The Emerald Tablet is known to have been transmitted in that language. Lastly, this personage belongs to a delightful tradition, a magnificent example of the myth of the “redeemed Redeemer”: A certain angel, having incurred the divine wrath, had had one of his wings cut off and found himself exiled on a desert island.
He went to beg Hermes / Idris to intercede with God on his behalf. After Hermes / Idris had succeeded in this mission, the angel gave him the power to enter Heaven while still living in the Seventh Sphere.
It is scarcely surprising that Hermes, whether or not qualified as Trismegistus, was considered as the founder of alchemy as early as Alexandrian times. Greek, which is to say Alexandrian, alchemy certainly disappeared towards the sixth century, but from the seventh and eighth centuries onwards the Arabs took up the thread.
Greek Hermetic texts
It was their translations of these Greek Hermetic texts that were the main inspiration of the Latin-speaking authors of the twelfth century and after, the period of alchemy’s blossoming in Europe.
Very many writers on the Great Work, whether Arabic or Latin, even up to the twentieth century, use the name of Hermes or Mercury not only as that of a personage, but, especially in the case of Mercury, to designate a substance or property of things, in expressions like “Mercurial spirit.” Mercurius is both the “first matter” and the “last matter,” and even the alchemical process itself.
As an entity, he is “mediator” and “savior”—C. G. Jung would call him the Mercury of the Unconscious. As the substance of the Arcanum, he is mercury, water, fire, the celestial light of revelation; he is soul, life-principle, air, hermaphrodite, both puer and senex. He is the tertium datum.
The Mercury of alchemical literature belongs to an uninterrupted tradition of attributing metaphysical significances to the gods and goddesses of Parnassus.
Thus at the end of the pagan era in the first century CE, the Greek Cornutus, in his Commentary on the Nature of the Gods, explains the phallic attributes of Mercurius Quadratus as signifying the plenitude and fertility of reason. The Neoplatonists went further, applying this method to all religious traditions, even foreign ones, and considering the whole universe as a great myth from which our intelligence is responsible for extracting the spiritual meaning.
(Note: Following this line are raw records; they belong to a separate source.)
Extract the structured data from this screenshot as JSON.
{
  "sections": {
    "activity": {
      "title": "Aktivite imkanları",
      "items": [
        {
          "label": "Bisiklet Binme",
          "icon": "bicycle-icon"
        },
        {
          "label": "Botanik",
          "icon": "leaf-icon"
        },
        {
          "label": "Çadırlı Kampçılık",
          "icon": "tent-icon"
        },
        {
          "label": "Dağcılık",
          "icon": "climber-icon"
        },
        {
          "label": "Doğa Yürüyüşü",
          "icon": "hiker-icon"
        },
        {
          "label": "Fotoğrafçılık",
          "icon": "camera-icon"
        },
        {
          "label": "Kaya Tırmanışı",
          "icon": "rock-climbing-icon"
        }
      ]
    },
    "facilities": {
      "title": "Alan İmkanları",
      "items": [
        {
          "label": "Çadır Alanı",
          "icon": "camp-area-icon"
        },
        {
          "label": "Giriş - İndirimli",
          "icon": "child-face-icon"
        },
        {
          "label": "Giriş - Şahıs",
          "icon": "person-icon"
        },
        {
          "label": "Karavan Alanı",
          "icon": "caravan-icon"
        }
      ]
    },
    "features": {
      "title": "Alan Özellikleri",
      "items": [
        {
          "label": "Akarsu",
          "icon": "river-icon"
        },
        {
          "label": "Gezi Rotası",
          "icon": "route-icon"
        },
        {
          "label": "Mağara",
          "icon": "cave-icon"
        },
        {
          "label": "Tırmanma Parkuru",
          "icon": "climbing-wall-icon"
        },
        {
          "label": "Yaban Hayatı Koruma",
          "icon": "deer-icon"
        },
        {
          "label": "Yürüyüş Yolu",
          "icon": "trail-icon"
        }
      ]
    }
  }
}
Such was the method, for example, of the Emperor Julian’s friend Sallustius, in his book On the Gods and the World.